Volume 35 Number 5 | October 2021

Brandy D. Gunsolus, DCLS, MLS(ASCP)CM

A 19-year-old female was transferred to a tertiary academic medical center from an outside facility for persistent hypoglycemia requiring IV D10 infusion. Patient reports the hypoglycemic episodes began at the end of February 2021, for which she has had an outpatient workup performed by both her general practitioner and an endocrinologist, both of which were unrevealing. No radiology was ordered by the endocrinologist since the laboratory evaluation was unremarkable. Her current state requires ICU monitoring as her glucose drops to low 40s, improves with eating crackers to the 50s, and then drops down to the 40s again in a short time frame.

Past surgical history includes an appendectomy two years prior and tonsillectomy seven years prior. No other issues other than reactive hypoglycemia. Height 5’1”, BMI 24, blood pressure 91/51, heart rate 66 beats per minute, temperature 36.5 °C, 20 respirations per minute.
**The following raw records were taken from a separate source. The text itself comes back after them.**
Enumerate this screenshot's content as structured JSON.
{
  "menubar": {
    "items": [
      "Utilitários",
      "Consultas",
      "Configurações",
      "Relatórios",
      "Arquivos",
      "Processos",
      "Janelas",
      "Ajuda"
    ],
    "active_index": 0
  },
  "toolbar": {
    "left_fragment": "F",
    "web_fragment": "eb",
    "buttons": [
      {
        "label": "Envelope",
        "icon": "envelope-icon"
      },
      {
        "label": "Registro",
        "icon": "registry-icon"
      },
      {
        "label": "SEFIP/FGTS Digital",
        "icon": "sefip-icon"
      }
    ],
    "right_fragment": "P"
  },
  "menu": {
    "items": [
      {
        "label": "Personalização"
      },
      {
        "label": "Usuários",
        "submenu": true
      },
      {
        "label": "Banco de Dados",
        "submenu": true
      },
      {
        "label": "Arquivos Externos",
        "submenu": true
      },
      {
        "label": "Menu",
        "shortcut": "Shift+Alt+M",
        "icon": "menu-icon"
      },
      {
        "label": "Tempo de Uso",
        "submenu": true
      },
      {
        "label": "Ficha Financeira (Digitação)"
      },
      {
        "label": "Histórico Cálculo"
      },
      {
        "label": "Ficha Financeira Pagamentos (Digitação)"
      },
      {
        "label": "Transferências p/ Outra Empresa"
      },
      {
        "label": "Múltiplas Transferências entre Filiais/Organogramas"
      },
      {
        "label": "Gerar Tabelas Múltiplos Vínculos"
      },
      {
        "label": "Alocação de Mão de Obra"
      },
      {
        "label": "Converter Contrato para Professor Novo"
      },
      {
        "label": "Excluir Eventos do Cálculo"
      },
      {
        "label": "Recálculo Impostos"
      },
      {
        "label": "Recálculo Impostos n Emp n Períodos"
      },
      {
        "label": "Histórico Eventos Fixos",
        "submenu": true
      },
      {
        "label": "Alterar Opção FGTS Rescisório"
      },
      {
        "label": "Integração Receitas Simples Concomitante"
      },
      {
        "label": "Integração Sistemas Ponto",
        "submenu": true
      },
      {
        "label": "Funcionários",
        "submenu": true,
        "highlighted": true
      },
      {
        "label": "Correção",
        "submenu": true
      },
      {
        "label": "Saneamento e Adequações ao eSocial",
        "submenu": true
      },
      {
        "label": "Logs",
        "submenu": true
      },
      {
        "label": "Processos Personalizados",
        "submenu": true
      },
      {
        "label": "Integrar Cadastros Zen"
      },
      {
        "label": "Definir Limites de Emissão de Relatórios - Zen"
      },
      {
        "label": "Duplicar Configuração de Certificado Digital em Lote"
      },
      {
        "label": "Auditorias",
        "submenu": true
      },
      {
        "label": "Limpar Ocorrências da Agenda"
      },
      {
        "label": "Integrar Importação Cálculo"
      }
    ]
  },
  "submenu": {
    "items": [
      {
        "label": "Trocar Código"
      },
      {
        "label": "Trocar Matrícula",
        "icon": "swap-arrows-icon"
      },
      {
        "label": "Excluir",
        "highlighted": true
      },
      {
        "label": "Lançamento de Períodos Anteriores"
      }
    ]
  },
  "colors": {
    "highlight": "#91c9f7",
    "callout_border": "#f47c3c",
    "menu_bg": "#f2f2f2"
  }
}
Patient was given octreotide and 10mg dexamethasone prior to transfer from outside facility.

Initial lab results upon admission:

Test Value Flag
WBC 11.8 thous/mm3 H
RBC 3.28 mill/mm3 L
Hgb 11.2 g/dL L
Hct 33.4% L
MCV 101.9 fL H
MCH 34.3 pg H
MCHC 33.6 g/dL
RDW 14.2%
Platelet 208 thous/mm3
MPV 9.0 fL
Sodium 141 mEq/L
Potassium 3.5 mEq/L
Chloride 110 mEq/L H
CO2 25 mEq/L
BUN 11 mg/dL
Creatinine 0.64 mg/dL
Glucose 91 mg/dL
Calcium 7.9 mg/dL L
Albumin 3.6 g/dL
Phosphorus 3.7 mg/dL
Magnesium 2.2 mg/dL
Cortisol 1.32 mcg/dL L
ACTH 8.6 pg/mL
Drugs of Abuse, Urine Negative
Vitamin B12 132 pg/mL L
Folate 4.06 ng/mL L
HgbA1c 4.9%
C-peptide 0.02 ng/mL L

Patient was identified to have vitamin B12 and folate deficiencies, likely causing macrocytic anemia, but that is not the cause of the hypoglycemic events. The patient’s cortisol level was depressed, however, she was given dexamethasone by the outside facility just prior to transfer; dexamethasone suppresses cortisol release making this lab value uninterpretable. Octreotide suppresses endogenous insulin, so how was she still having hypoglycemic episodes, especially those that were barely responding to carbohydrate intake?

The patient underwent a strict 48-hour inpatient fast and exhibited no hypoglycemic symptoms, nor did she have any glucose levels that fell below 65 mg/dL. She was then allowed to eat a normal meal that evening and have visitors the next day. The following day shortly after she awakened, she had another hypoglycemic episode; glucose dropped to 52 mg/dL, patient was given crackers and juice which rose it to 69 mg/dL, and then it dropped to 47 shortly after eating.

The team ordered an insulin level to be urgently drawn, which was performed in-house on the DiaSorin Liaison XL platform. The insulin result was <0.87 uIU/mL. This made no sense to patient care team. How was she having these hypoglycemic episodes, but doesn’t have any insulin in her system?

The patient’s mother was visiting later that day and was observed going through the patient’s purse. An orange injectable pen was seen in the patient’s purse and a resident asked the patient about it. The patient said it was her boyfriend’s, who is a type 1 diabetic, and she carries an extra pen in her purse for him. Having this new information, we found a reference lab who performed an insulin test that detected both endogenous insulin and insulin analogues. ARUP’s insulin immunoassay test fit the need and we sent the same specimen that had resulted as <0.87 uIU/mL on the in-house insulin assay. The result from ARUP was 19.15 uIU/mL. This confirmed that analogue insulin was in the patient’s system causing her hypoglycemia.

The member of the patient care team confronted the patient regarding purposely injecting herself with the insulin pen to cause attention via medical treatment. The patient subsequently yelled obscenities at the individual and left against medical advice. Had the care team not known about our in-house insulin test assay only detecting endogenous insulin, the team may have never determined the real cause of her hypoglycemic episodes. This was a win for the Doctor of Clinical Laboratory Science (DCLS) being a part of interdisciplinary patient care.

Brandy D. Gunsolus is Doctor of Clinical Laboratory Science at Augusta University Medical Center in Augusta, Georgia.

Photo credit: Brian J. Matis